Available data below:
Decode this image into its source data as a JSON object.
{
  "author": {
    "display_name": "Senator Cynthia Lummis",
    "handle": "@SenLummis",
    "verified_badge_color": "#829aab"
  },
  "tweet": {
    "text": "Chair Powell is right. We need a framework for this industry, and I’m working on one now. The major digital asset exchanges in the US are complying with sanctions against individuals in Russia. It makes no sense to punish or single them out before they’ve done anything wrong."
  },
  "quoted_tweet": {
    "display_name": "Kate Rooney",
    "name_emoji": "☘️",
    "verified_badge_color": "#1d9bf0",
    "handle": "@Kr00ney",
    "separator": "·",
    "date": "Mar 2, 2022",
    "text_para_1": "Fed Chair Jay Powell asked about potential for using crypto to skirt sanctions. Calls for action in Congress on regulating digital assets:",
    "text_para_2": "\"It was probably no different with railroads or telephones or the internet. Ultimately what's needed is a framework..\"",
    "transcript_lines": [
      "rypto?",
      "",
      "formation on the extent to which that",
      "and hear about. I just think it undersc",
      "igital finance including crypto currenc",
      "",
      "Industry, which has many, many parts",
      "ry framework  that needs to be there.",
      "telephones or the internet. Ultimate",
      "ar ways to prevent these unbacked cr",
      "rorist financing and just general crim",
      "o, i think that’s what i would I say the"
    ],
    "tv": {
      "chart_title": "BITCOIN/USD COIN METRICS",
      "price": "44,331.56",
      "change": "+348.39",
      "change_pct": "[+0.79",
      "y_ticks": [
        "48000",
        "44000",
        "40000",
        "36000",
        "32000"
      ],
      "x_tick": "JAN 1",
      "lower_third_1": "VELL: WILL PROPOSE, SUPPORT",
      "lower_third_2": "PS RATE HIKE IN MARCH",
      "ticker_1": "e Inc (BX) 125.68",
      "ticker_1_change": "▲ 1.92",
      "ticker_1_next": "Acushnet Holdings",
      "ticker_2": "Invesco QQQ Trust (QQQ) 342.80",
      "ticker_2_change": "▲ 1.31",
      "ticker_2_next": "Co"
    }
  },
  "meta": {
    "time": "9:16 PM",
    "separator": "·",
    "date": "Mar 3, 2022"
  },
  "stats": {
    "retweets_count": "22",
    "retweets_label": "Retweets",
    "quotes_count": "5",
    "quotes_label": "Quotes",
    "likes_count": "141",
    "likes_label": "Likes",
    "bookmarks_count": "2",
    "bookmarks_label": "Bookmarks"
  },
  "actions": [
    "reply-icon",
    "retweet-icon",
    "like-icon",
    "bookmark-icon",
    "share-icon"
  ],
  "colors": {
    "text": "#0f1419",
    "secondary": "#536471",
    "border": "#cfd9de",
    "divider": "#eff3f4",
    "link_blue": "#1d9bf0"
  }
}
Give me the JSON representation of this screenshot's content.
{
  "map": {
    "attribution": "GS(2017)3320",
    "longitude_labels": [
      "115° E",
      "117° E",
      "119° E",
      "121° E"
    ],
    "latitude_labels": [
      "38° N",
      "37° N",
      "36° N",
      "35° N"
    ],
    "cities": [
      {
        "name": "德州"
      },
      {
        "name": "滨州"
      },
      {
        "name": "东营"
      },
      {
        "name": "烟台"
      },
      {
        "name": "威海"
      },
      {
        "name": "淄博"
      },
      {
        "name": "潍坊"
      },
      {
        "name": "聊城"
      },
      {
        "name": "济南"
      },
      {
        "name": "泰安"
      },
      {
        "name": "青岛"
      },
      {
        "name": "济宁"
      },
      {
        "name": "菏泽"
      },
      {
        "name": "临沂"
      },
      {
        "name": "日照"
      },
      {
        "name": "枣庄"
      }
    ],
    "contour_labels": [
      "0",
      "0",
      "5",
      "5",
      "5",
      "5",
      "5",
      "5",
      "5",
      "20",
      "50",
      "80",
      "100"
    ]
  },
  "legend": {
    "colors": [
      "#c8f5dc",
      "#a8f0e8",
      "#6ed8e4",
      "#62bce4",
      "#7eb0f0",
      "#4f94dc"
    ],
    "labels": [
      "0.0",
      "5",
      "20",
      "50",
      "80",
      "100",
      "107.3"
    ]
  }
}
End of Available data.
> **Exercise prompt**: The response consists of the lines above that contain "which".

> **Answer for the task**:
      "formation on the extent to which that",
      "Industry, which has many, many parts",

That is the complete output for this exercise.